--- DATA RECORDS Enclosed Below ---
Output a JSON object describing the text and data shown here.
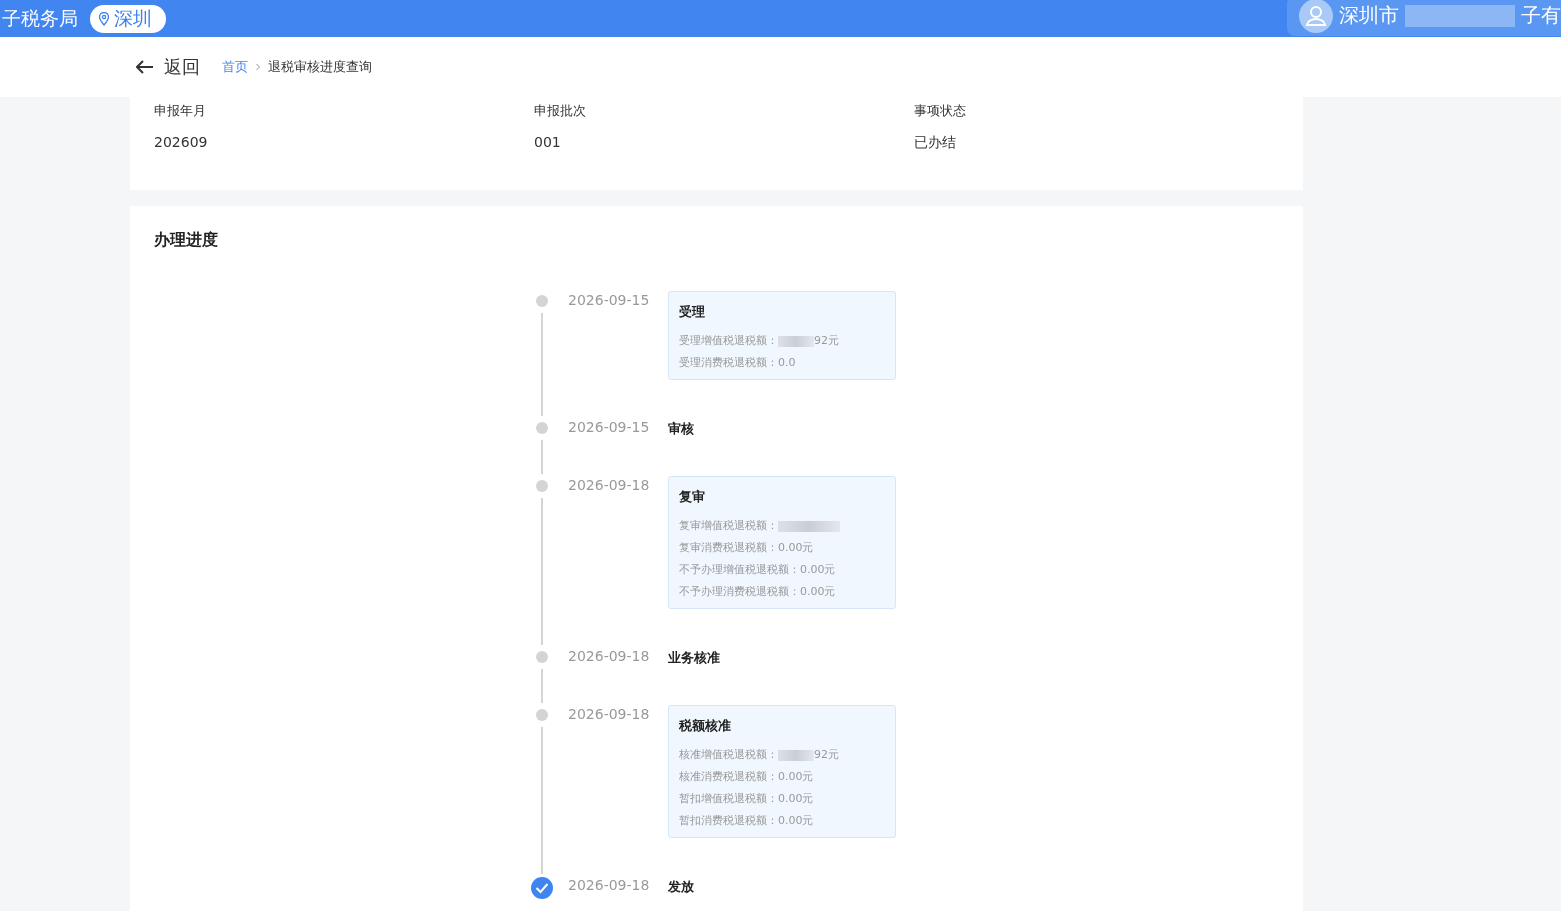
{
  "topbar": {
    "agency": "子税务局",
    "location": "深圳",
    "user_start": "深圳市",
    "user_end": "子有"
  },
  "nav": {
    "back": "返回",
    "breadcrumb": [
      {
        "label": "首页",
        "link": true
      },
      {
        "label": "退税审核进度查询",
        "link": false
      }
    ]
  },
  "summary": [
    {
      "label": "申报年月",
      "value": "202609"
    },
    {
      "label": "申报批次",
      "value": "001"
    },
    {
      "label": "事项状态",
      "value": "已办结"
    }
  ],
  "progress": {
    "title": "办理进度",
    "steps": [
      {
        "date": "2026-09-15",
        "title": "受理",
        "kind": "card",
        "done": false,
        "lines": [
          {
            "label": "受理增值税退税额：",
            "value": "92元",
            "redacted": true
          },
          {
            "label": "受理消费税退税额：",
            "value": "0.0",
            "redacted": false
          }
        ]
      },
      {
        "date": "2026-09-15",
        "title": "审核",
        "kind": "plain",
        "done": false
      },
      {
        "date": "2026-09-18",
        "title": "复审",
        "kind": "card",
        "done": false,
        "lines": [
          {
            "label": "复审增值税退税额：",
            "redacted": true
          },
          {
            "label": "复审消费税退税额：",
            "value": "0.00元",
            "redacted": false
          },
          {
            "label": "不予办理增值税退税额：",
            "value": "0.00元",
            "redacted": false
          },
          {
            "label": "不予办理消费税退税额：",
            "value": "0.00元",
            "redacted": false
          }
        ]
      },
      {
        "date": "2026-09-18",
        "title": "业务核准",
        "kind": "plain",
        "done": false
      },
      {
        "date": "2026-09-18",
        "title": "税额核准",
        "kind": "card",
        "done": false,
        "lines": [
          {
            "label": "核准增值税退税额：",
            "value": "92元",
            "redacted": true
          },
          {
            "label": "核准消费税退税额：",
            "value": "0.00元",
            "redacted": false
          },
          {
            "label": "暂扣增值税退税额：",
            "value": "0.00元",
            "redacted": false
          },
          {
            "label": "暂扣消费税退税额：",
            "value": "0.00元",
            "redacted": false
          }
        ]
      },
      {
        "date": "2026-09-18",
        "title": "发放",
        "kind": "plain",
        "done": true
      }
    ]
  }
}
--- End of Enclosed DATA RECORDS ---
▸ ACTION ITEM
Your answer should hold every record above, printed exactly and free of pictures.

▸ SOLUTION TO THIS EXERCISE
Output a JSON object describing the text and data shown here.
{
  "topbar": {
    "agency": "子税务局",
    "location": "深圳",
    "user_start": "深圳市",
    "user_end": "子有"
  },
  "nav": {
    "back": "返回",
    "breadcrumb": [
      {
        "label": "首页",
        "link": true
      },
      {
        "label": "退税审核进度查询",
        "link": false
      }
    ]
  },
  "summary": [
    {
      "label": "申报年月",
      "value": "202609"
    },
    {
      "label": "申报批次",
      "value": "001"
    },
    {
      "label": "事项状态",
      "value": "已办结"
    }
  ],
  "progress": {
    "title": "办理进度",
    "steps": [
      {
        "date": "2026-09-15",
        "title": "受理",
        "kind": "card",
        "done": false,
        "lines": [
          {
            "label": "受理增值税退税额：",
            "value": "92元",
            "redacted": true
          },
          {
            "label": "受理消费税退税额：",
            "value": "0.0",
            "redacted": false
          }
        ]
      },
      {
        "date": "2026-09-15",
        "title": "审核",
        "kind": "plain",
        "done": false
      },
      {
        "date": "2026-09-18",
        "title": "复审",
        "kind": "card",
        "done": false,
        "lines": [
          {
            "label": "复审增值税退税额：",
            "redacted": true
          },
          {
            "label": "复审消费税退税额：",
            "value": "0.00元",
            "redacted": false
          },
          {
            "label": "不予办理增值税退税额：",
            "value": "0.00元",
            "redacted": false
          },
          {
            "label": "不予办理消费税退税额：",
            "value": "0.00元",
            "redacted": false
          }
        ]
      },
      {
        "date": "2026-09-18",
        "title": "业务核准",
        "kind": "plain",
        "done": false
      },
      {
        "date": "2026-09-18",
        "title": "税额核准",
        "kind": "card",
        "done": false,
        "lines": [
          {
            "label": "核准增值税退税额：",
            "value": "92元",
            "redacted": true
          },
          {
            "label": "核准消费税退税额：",
            "value": "0.00元",
            "redacted": false
          },
          {
            "label": "暂扣增值税退税额：",
            "value": "0.00元",
            "redacted": false
          },
          {
            "label": "暂扣消费税退税额：",
            "value": "0.00元",
            "redacted": false
          }
        ]
      },
      {
        "date": "2026-09-18",
        "title": "发放",
        "kind": "plain",
        "done": true
      }
    ]
  }
}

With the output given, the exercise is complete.